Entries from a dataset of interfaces
((

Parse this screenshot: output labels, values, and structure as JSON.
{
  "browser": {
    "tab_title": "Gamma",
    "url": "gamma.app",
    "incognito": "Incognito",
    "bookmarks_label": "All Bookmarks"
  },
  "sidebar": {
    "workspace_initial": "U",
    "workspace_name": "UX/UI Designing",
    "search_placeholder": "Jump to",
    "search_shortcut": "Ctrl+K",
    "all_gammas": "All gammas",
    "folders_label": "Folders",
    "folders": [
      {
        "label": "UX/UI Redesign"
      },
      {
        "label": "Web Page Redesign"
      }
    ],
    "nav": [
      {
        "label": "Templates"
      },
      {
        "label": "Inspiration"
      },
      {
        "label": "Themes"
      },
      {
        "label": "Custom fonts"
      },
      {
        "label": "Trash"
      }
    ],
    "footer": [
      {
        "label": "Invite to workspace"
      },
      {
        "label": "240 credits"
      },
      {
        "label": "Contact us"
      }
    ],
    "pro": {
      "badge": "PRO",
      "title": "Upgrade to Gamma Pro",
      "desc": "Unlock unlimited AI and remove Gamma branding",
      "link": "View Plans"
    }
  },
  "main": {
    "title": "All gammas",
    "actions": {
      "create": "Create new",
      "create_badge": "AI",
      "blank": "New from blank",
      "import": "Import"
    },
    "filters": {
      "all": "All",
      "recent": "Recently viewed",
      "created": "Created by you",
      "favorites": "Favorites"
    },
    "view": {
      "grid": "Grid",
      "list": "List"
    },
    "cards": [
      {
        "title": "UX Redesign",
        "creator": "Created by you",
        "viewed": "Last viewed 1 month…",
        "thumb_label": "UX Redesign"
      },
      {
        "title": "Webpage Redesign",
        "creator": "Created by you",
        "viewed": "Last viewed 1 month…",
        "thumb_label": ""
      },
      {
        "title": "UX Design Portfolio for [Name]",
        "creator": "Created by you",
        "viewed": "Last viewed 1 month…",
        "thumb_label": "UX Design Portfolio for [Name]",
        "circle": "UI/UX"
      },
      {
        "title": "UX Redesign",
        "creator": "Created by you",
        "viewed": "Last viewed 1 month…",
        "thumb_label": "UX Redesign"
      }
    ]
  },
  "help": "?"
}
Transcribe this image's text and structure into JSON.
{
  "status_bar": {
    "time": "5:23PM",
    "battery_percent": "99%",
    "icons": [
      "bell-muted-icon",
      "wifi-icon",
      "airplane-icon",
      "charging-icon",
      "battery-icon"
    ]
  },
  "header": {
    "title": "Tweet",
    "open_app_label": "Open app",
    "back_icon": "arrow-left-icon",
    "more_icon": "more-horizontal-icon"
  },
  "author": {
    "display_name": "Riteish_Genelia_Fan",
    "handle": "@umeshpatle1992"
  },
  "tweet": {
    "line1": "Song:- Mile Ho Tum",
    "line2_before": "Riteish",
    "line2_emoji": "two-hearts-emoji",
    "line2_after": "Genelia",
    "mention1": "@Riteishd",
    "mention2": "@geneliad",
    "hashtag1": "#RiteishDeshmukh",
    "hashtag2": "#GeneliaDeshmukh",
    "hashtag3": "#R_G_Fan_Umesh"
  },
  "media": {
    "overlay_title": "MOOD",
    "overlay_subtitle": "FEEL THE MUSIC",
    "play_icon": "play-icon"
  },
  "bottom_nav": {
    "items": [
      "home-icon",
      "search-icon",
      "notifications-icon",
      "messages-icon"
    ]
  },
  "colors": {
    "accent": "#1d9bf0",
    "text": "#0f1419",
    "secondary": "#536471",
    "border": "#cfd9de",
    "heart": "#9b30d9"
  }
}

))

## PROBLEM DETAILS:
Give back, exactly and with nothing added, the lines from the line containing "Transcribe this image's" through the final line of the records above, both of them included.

## REPLY:
Transcribe this image's text and structure into JSON.
{
  "status_bar": {
    "time": "5:23PM",
    "battery_percent": "99%",
    "icons": [
      "bell-muted-icon",
      "wifi-icon",
      "airplane-icon",
      "charging-icon",
      "battery-icon"
    ]
  },
  "header": {
    "title": "Tweet",
    "open_app_label": "Open app",
    "back_icon": "arrow-left-icon",
    "more_icon": "more-horizontal-icon"
  },
  "author": {
    "display_name": "Riteish_Genelia_Fan",
    "handle": "@umeshpatle1992"
  },
  "tweet": {
    "line1": "Song:- Mile Ho Tum",
    "line2_before": "Riteish",
    "line2_emoji": "two-hearts-emoji",
    "line2_after": "Genelia",
    "mention1": "@Riteishd",
    "mention2": "@geneliad",
    "hashtag1": "#RiteishDeshmukh",
    "hashtag2": "#GeneliaDeshmukh",
    "hashtag3": "#R_G_Fan_Umesh"
  },
  "media": {
    "overlay_title": "MOOD",
    "overlay_subtitle": "FEEL THE MUSIC",
    "play_icon": "play-icon"
  },
  "bottom_nav": {
    "items": [
      "home-icon",
      "search-icon",
      "notifications-icon",
      "messages-icon"
    ]
  },
  "colors": {
    "accent": "#1d9bf0",
    "text": "#0f1419",
    "secondary": "#536471",
    "border": "#cfd9de",
    "heart": "#9b30d9"
  }
}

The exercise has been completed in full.